It’s best to discuss vaccinations with your healthcare team before starting certolizumab pegol.

It’s usually recommended that people on certolizumab pegol avoid live vaccines such as measles, mumps and rubella (MMR), chickenpox and yellow fever. But sometimes a live vaccine may be necessary, so you should discuss this with your rheumatology team.

Before starting on certolizumab pegol treatment, people at risk of hepatitis infections might need to have a vaccination to protect them. It’s possible to have this vaccination while taking certolizumab pegol, but it may be recommended that you have it before starting treatment to make it more effective.

The Zostavax shingles vaccine is a live vaccine and isn’t recommended for people who are already on certolizumab pegol. However, a non-live shingles vaccine (Shingrix) is available so you may be able to have this instead.

If you’ve never had chickenpox, it’s good to get a vaccination against it before starting certolizumab pegol. But discuss this with your rheumatology team first. It’s also a good idea to get any family or household members vaccinated against chickenpox before you start taking certolizumab pegol.

It’s recommended that you have the vaccination against COVID-19.

It’s recommended that you have the pneumonia vaccine and yearly flu vaccine injection while taking certolizumab pegol. These vaccines are not live, so it’s safe for you to have them.

Having an operation

If you’re due to have an operation, talk to your surgeon and rheumatology team about taking your certolizumab pegol.

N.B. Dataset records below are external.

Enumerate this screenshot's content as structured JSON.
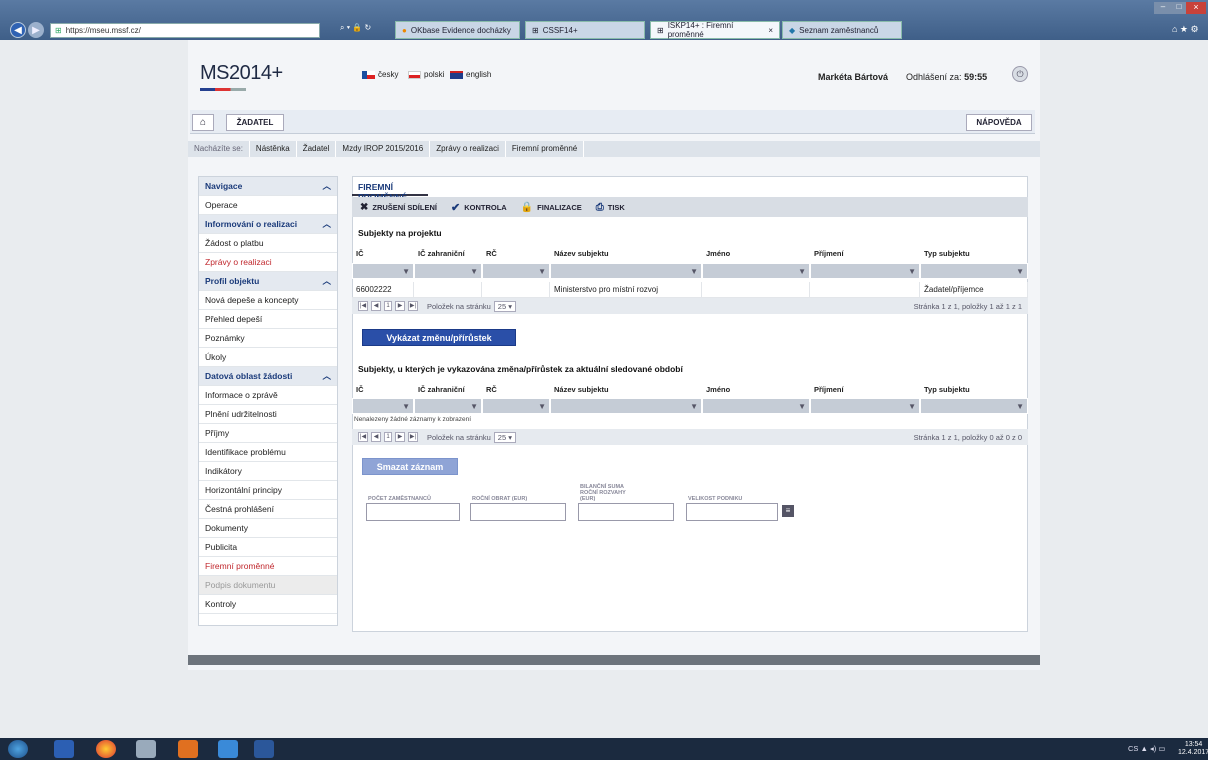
{
  "browser": {
    "address": "https://mseu.mssf.cz/",
    "tabs": [
      {
        "label": "OKbase Evidence docházky"
      },
      {
        "label": "CSSF14+"
      },
      {
        "label": "ISKP14+ : Firemní proměnné"
      },
      {
        "label": "Seznam zaměstnanců"
      }
    ]
  },
  "header": {
    "logo": "MS2014+",
    "languages": [
      "česky",
      "polski",
      "english"
    ],
    "user_name": "Markéta Bártová",
    "logout_label": "Odhlášení za:",
    "logout_time": "59:55"
  },
  "rolebar": {
    "role": "ŽADATEL",
    "help": "NÁPOVĚDA"
  },
  "breadcrumb": {
    "prefix": "Nacházíte se:",
    "items": [
      "Nástěnka",
      "Žadatel",
      "Mzdy IROP 2015/2016",
      "Zprávy o realizaci",
      "Firemní proměnné"
    ]
  },
  "sidebar": {
    "items": [
      {
        "label": "Navigace",
        "type": "sec"
      },
      {
        "label": "Operace",
        "type": "item"
      },
      {
        "label": "Informování o realizaci",
        "type": "sec"
      },
      {
        "label": "Žádost o platbu",
        "type": "item"
      },
      {
        "label": "Zprávy o realizaci",
        "type": "red"
      },
      {
        "label": "Profil objektu",
        "type": "sec"
      },
      {
        "label": "Nová depeše a koncepty",
        "type": "item"
      },
      {
        "label": "Přehled depeší",
        "type": "item"
      },
      {
        "label": "Poznámky",
        "type": "item"
      },
      {
        "label": "Úkoly",
        "type": "item"
      },
      {
        "label": "Datová oblast žádosti",
        "type": "sec"
      },
      {
        "label": "Informace o zprávě",
        "type": "item"
      },
      {
        "label": "Plnění udržitelnosti",
        "type": "item"
      },
      {
        "label": "Příjmy",
        "type": "item"
      },
      {
        "label": "Identifikace problému",
        "type": "item"
      },
      {
        "label": "Indikátory",
        "type": "item"
      },
      {
        "label": "Horizontální principy",
        "type": "item"
      },
      {
        "label": "Čestná prohlášení",
        "type": "item"
      },
      {
        "label": "Dokumenty",
        "type": "item"
      },
      {
        "label": "Publicita",
        "type": "item"
      },
      {
        "label": "Firemní proměnné",
        "type": "red"
      },
      {
        "label": "Podpis dokumentu",
        "type": "dis"
      },
      {
        "label": "Kontroly",
        "type": "item"
      }
    ]
  },
  "main": {
    "title": "FIREMNÍ PROMĚNNÉ",
    "toolbar": [
      "ZRUŠENÍ SDÍLENÍ",
      "KONTROLA",
      "FINALIZACE",
      "TISK"
    ],
    "table1": {
      "heading": "Subjekty na projektu",
      "columns": [
        "IČ",
        "IČ zahraniční",
        "RČ",
        "Název subjektu",
        "Jméno",
        "Příjmení",
        "Typ subjektu"
      ],
      "rows": [
        [
          "66002222",
          "",
          "",
          "Ministerstvo pro místní rozvoj",
          "",
          "",
          "Žadatel/příjemce"
        ]
      ],
      "page": "1",
      "per_page_label": "Položek na stránku",
      "per_page": "25",
      "info": "Stránka 1 z 1, položky 1 až 1 z 1"
    },
    "report_button": "Vykázat změnu/přírůstek",
    "table2": {
      "heading": "Subjekty, u kterých je vykazována změna/přírůstek za aktuální sledované období",
      "columns": [
        "IČ",
        "IČ zahraniční",
        "RČ",
        "Název subjektu",
        "Jméno",
        "Příjmení",
        "Typ subjektu"
      ],
      "empty": "Nenalezeny žádné záznamy k zobrazení",
      "page": "1",
      "per_page_label": "Položek na stránku",
      "per_page": "25",
      "info": "Stránka 1 z 1, položky 0 až 0 z 0"
    },
    "delete_button": "Smazat záznam",
    "fields": [
      {
        "label": "POČET ZAMĚSTNANCŮ"
      },
      {
        "label": "ROČNÍ OBRAT (EUR)"
      },
      {
        "label": "BILANČNÍ SUMA ROČNÍ ROZVAHY (EUR)"
      },
      {
        "label": "VELIKOST PODNIKU"
      }
    ]
  },
  "taskbar": {
    "lang": "CS",
    "time": "13:54",
    "date": "12.4.2017"
  }
}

It’s likely you will be advised to stop certolizumab pegol for a time before and after surgery.


There’s no need to avoid alcohol while taking certolizumab pegol.

Guidelines state that adults shouldn’t have more than 14 units a week, and that they should spread them out over the course of the week. In some circumstances your doctor may advise lower limits.

Fertility, pregnancy and breastfeeding

If you’re planning to try for a baby, if you become pregnant, or if you’re thinking of breastfeeding we suggest you discuss your medications with your rheumatologist.

Current guidelines state that certolizumab pegol can be used during pregnancy.

Research suggests that very little or none of this drug passes from mother to baby during pregnancy, and so it can be taken during pregnancy if needed.

To be on the safe side, if you do take this drug during pregnancy, your baby should not be given any live vaccines until at least five months after you received your last dose during pregnancy.

There’s no evidence that certolizumab pegol is harmful in men trying to father a child.

Research suggests that only a minimal amount of certolizumab pegol passes into breast milk, so it can be used while breastfeeding.

Learn more about fertility, pregnancy and breastfeeding.